• **Work required**
Please return the lines of the data that contain "nativeSearchQueryBuilder".

• **Data to use**
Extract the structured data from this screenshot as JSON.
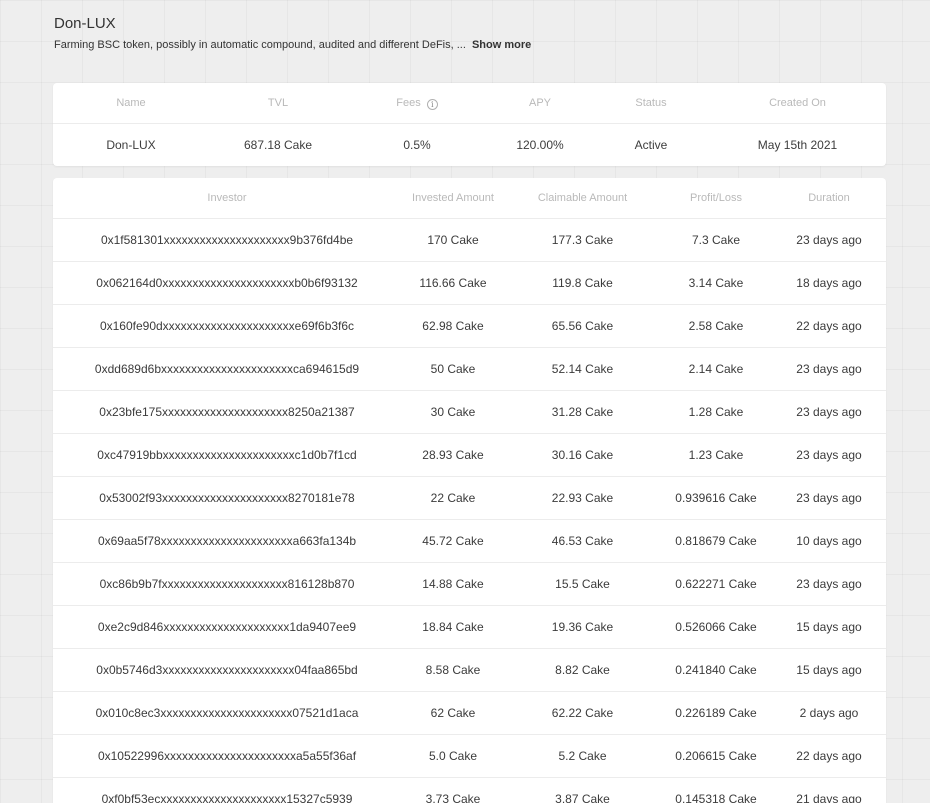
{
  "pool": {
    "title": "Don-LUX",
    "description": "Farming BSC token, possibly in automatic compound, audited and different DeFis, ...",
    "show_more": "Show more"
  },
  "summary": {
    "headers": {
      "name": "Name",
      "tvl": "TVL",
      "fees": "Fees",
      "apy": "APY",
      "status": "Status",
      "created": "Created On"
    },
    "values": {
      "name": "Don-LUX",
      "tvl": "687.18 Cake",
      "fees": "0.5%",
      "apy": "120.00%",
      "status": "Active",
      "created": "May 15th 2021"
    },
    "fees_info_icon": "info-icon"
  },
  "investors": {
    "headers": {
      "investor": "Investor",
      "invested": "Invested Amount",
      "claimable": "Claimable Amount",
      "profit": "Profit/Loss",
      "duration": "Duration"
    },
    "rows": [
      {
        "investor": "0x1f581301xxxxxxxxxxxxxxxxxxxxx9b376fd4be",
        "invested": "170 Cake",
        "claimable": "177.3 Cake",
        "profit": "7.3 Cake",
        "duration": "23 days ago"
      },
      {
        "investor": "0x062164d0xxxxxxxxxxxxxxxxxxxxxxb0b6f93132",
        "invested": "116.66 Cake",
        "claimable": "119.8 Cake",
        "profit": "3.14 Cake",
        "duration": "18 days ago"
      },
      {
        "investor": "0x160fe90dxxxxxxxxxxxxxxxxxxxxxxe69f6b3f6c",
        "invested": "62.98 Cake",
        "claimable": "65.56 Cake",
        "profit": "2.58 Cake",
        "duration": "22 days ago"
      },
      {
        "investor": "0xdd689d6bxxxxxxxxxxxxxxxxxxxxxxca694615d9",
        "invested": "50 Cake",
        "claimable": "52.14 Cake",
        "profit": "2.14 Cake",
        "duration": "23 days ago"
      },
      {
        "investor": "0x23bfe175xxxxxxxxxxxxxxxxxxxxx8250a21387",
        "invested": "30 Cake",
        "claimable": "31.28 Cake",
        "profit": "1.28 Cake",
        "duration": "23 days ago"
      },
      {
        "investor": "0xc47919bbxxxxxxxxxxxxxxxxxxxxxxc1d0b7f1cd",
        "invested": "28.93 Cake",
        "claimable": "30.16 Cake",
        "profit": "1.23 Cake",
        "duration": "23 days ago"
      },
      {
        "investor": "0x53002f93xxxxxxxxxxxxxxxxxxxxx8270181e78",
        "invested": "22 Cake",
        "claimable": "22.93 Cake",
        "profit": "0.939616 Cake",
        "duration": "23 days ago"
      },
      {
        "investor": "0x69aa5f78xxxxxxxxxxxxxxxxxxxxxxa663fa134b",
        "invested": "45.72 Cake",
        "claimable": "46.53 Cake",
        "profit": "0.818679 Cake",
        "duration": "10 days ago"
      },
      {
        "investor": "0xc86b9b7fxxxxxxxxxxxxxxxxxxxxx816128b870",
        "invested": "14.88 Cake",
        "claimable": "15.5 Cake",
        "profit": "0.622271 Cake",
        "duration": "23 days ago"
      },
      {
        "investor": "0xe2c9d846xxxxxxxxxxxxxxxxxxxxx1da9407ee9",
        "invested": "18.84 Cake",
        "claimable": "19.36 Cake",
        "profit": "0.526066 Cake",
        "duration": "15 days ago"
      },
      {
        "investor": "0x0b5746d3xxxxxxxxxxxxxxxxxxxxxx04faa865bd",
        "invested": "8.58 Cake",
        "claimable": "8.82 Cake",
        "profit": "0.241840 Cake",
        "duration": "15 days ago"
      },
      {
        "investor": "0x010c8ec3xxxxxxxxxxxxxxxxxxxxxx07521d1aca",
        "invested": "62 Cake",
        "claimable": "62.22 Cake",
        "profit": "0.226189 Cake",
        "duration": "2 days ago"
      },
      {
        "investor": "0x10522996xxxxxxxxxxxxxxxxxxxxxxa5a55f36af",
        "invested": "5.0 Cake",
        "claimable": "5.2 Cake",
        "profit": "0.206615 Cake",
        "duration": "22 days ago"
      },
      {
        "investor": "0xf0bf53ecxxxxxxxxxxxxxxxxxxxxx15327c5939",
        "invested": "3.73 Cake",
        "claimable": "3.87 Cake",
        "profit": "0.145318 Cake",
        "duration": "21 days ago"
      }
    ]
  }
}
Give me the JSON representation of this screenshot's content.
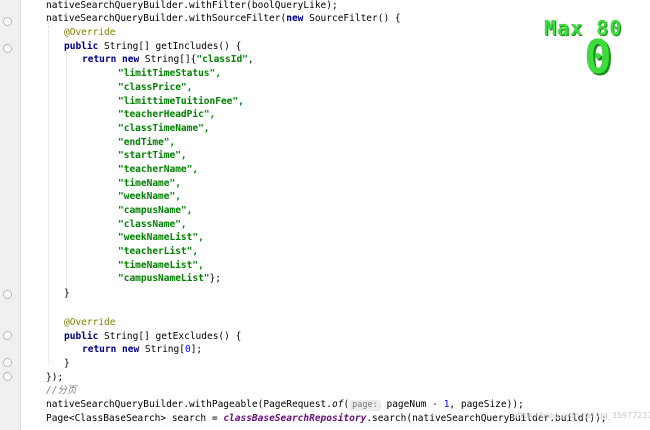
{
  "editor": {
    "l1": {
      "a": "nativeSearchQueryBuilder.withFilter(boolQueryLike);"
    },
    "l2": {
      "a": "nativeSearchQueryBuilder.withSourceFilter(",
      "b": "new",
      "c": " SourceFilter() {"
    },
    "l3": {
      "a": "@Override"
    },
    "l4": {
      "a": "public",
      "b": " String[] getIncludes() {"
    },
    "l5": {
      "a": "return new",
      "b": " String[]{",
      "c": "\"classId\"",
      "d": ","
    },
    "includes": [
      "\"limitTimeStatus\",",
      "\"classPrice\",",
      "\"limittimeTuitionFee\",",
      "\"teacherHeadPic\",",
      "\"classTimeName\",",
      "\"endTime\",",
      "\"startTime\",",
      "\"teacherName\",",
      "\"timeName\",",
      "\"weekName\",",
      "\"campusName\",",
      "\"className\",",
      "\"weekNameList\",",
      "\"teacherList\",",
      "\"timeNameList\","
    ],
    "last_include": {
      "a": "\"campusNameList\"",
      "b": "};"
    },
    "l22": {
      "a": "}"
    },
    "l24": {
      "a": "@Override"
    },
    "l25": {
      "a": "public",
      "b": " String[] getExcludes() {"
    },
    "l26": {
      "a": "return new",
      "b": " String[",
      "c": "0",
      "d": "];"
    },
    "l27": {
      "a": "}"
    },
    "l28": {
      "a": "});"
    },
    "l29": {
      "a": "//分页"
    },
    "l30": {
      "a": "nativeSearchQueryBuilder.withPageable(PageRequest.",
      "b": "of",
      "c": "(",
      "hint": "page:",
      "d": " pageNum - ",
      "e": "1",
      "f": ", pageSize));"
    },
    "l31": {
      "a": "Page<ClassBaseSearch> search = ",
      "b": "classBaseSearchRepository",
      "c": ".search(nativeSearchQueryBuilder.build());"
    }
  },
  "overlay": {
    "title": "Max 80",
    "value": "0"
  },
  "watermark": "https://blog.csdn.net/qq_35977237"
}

• **Solution**
      "a": "nativeSearchQueryBuilder.withFilter(boolQueryLike);"
      "a": "nativeSearchQueryBuilder.withSourceFilter(",
      "a": "nativeSearchQueryBuilder.withPageable(PageRequest.",
      "c": ".search(nativeSearchQueryBuilder.build());"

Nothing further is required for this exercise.